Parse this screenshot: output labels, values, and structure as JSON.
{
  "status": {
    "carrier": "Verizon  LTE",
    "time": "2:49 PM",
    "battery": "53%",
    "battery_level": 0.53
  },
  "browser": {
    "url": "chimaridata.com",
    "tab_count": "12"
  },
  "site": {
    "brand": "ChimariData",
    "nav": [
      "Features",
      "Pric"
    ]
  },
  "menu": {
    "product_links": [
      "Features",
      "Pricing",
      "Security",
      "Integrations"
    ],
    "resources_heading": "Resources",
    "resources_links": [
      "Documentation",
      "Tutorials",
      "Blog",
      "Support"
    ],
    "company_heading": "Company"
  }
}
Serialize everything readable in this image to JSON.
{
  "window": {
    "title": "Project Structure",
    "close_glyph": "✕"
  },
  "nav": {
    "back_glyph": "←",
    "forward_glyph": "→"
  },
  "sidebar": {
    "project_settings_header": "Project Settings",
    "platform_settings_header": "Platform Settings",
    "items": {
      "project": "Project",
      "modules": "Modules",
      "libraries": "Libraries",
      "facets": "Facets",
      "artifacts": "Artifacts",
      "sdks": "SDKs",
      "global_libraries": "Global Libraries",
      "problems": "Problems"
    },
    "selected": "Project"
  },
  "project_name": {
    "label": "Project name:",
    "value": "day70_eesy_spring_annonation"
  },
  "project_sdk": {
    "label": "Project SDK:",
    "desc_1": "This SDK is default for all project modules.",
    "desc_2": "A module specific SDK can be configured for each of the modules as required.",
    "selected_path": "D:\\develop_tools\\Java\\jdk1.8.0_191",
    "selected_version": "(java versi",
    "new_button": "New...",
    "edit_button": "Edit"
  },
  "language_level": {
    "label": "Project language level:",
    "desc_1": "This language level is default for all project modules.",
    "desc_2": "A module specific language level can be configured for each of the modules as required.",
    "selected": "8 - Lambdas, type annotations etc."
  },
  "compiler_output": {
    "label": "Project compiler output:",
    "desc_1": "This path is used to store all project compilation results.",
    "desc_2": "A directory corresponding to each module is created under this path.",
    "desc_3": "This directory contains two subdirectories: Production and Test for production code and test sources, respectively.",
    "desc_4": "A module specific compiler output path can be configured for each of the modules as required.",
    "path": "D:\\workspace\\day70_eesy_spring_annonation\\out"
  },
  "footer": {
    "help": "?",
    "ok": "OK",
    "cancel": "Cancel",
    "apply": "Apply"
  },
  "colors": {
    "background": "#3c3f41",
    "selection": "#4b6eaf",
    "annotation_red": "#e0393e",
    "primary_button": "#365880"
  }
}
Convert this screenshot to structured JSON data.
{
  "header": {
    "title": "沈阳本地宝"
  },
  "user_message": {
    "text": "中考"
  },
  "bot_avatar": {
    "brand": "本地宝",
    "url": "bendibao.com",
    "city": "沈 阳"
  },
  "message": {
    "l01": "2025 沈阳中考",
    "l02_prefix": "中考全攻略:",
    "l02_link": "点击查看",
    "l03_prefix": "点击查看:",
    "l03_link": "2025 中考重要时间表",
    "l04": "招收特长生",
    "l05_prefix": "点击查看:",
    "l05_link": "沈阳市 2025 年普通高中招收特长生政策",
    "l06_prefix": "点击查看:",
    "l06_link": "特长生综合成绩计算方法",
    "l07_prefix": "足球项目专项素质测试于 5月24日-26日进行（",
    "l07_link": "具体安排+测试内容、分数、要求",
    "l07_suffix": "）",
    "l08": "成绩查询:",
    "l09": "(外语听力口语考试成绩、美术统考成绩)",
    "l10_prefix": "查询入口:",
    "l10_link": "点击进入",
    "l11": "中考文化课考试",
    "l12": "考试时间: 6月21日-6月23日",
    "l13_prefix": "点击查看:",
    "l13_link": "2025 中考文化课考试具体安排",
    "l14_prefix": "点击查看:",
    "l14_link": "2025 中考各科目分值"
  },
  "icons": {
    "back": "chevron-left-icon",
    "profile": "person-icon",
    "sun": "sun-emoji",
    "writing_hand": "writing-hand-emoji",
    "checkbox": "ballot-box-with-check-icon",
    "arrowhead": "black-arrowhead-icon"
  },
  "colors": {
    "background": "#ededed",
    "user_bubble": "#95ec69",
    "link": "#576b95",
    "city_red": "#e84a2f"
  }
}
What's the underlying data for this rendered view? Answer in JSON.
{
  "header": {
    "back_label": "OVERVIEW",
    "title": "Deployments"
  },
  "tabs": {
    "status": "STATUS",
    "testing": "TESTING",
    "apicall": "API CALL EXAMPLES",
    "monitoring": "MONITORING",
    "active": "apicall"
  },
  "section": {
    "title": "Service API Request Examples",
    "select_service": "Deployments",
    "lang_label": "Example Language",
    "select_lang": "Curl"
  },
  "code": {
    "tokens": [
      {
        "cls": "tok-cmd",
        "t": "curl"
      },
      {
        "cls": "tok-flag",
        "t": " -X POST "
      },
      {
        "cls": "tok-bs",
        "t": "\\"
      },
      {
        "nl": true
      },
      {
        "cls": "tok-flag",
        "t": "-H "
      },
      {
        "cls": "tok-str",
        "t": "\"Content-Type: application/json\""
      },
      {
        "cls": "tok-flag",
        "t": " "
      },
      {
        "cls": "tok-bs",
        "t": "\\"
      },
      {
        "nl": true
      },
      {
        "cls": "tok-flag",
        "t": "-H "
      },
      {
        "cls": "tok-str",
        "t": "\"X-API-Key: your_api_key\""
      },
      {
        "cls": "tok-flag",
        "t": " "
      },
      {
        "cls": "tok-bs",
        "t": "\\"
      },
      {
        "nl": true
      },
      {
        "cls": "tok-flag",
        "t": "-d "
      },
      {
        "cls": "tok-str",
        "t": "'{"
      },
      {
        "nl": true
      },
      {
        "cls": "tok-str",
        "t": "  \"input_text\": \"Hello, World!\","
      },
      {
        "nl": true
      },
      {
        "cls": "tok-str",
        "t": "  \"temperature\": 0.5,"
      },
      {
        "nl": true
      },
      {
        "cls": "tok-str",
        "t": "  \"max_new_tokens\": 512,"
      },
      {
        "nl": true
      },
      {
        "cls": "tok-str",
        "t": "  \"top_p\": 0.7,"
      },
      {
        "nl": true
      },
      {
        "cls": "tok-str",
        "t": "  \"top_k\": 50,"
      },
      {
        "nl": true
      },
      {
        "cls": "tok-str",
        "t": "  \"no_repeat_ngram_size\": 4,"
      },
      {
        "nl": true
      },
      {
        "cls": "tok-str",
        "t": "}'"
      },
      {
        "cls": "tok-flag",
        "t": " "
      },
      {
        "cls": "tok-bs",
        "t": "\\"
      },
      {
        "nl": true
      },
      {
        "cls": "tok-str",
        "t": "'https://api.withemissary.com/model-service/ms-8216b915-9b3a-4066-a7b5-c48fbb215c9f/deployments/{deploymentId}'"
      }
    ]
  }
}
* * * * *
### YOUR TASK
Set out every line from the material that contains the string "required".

### EXERCISE ANSWER
    "desc_2": "A module specific SDK can be configured for each of the modules as required.",
    "desc_2": "A module specific language level can be configured for each of the modules as required.",
    "desc_4": "A module specific compiler output path can be configured for each of the modules as required.",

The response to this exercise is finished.